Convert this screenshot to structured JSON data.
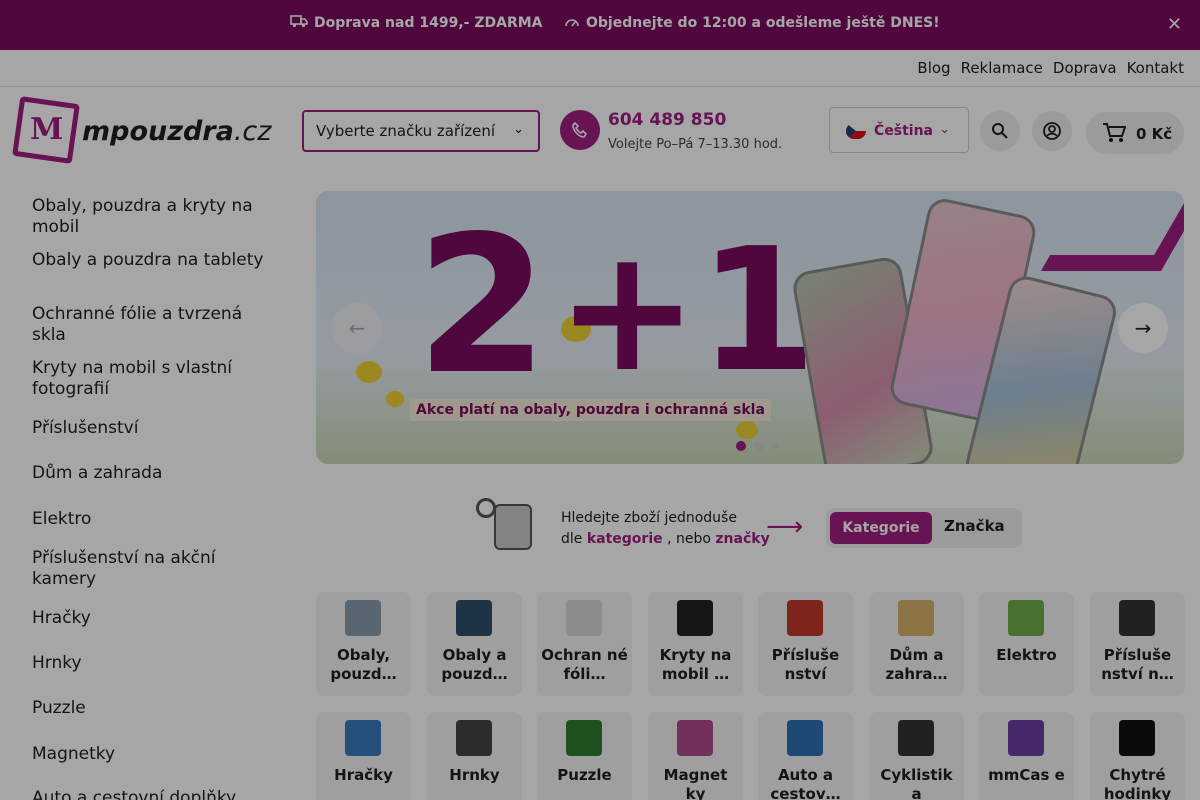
{
  "topbar": {
    "shipping": "Doprava nad 1499,- ZDARMA",
    "order_deadline": "Objednejte do 12:00 a odešleme ještě DNES!",
    "close_icon": "close-icon",
    "bg_color": "#7a0b5e"
  },
  "subnav": {
    "links": [
      "Blog",
      "Reklamace",
      "Doprava",
      "Kontakt"
    ]
  },
  "logo": {
    "mark": "M",
    "name": "mpouzdra",
    "tld": ".cz"
  },
  "header": {
    "brand_select": "Vyberte značku zařízení",
    "phone_number": "604 489 850",
    "phone_hours": "Volejte Po–Pá 7–13.30 hod.",
    "language": "Čeština",
    "cart_total": "0 Kč",
    "accent_color": "#a01e82"
  },
  "sidebar": {
    "categories": [
      "Obaly, pouzdra a kryty na mobil",
      "Obaly a pouzdra na tablety",
      "Ochranné fólie a tvrzená skla",
      "Kryty na mobil s vlastní fotografií",
      "Příslušenství",
      "Dům a zahrada",
      "Elektro",
      "Příslušenství na akční kamery",
      "Hračky",
      "Hrnky",
      "Puzzle",
      "Magnetky",
      "Auto a cestovní doplňky"
    ]
  },
  "banner": {
    "headline_two": "2",
    "headline_plus_one": "+1",
    "tagline": "Akce platí na obaly, pouzdra i ochranná skla",
    "slide_count": 3,
    "active_slide": 1
  },
  "finder": {
    "text_line1": "Hledejte zboží jednoduše",
    "text_prefix": "dle",
    "link_category": "kategorie",
    "text_mid": ", nebo",
    "link_brand": "značky",
    "toggle_active": "Kategorie",
    "toggle_inactive": "Značka"
  },
  "tiles": [
    {
      "label": "Obaly, pouzd…",
      "color": "#8a9bb0"
    },
    {
      "label": "Obaly a pouzd…",
      "color": "#2f4f6a"
    },
    {
      "label": "Ochran né fóli…",
      "color": "#d7d7d7"
    },
    {
      "label": "Kryty na mobil …",
      "color": "#222222"
    },
    {
      "label": "Přísluše nství",
      "color": "#c0392b"
    },
    {
      "label": "Dům a zahra…",
      "color": "#d9b36a"
    },
    {
      "label": "Elektro",
      "color": "#6fae4a"
    },
    {
      "label": "Přísluše nství n…",
      "color": "#333333"
    },
    {
      "label": "Hračky",
      "color": "#3b7bbf"
    },
    {
      "label": "Hrnky",
      "color": "#444444"
    },
    {
      "label": "Puzzle",
      "color": "#2e7d32"
    },
    {
      "label": "Magnet ky",
      "color": "#b04a8a"
    },
    {
      "label": "Auto a cestov…",
      "color": "#2f6fb5"
    },
    {
      "label": "Cyklistik a",
      "color": "#333333"
    },
    {
      "label": "mmCas e",
      "color": "#6a3fa0"
    },
    {
      "label": "Chytré hodinky",
      "color": "#111111"
    }
  ]
}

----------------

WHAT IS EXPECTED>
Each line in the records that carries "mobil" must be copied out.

PROBLEM SOLUTION>
      "Obaly, pouzdra a kryty na mobil",
      "Kryty na mobil s vlastní fotografií",
      "label": "Kryty na mobil …",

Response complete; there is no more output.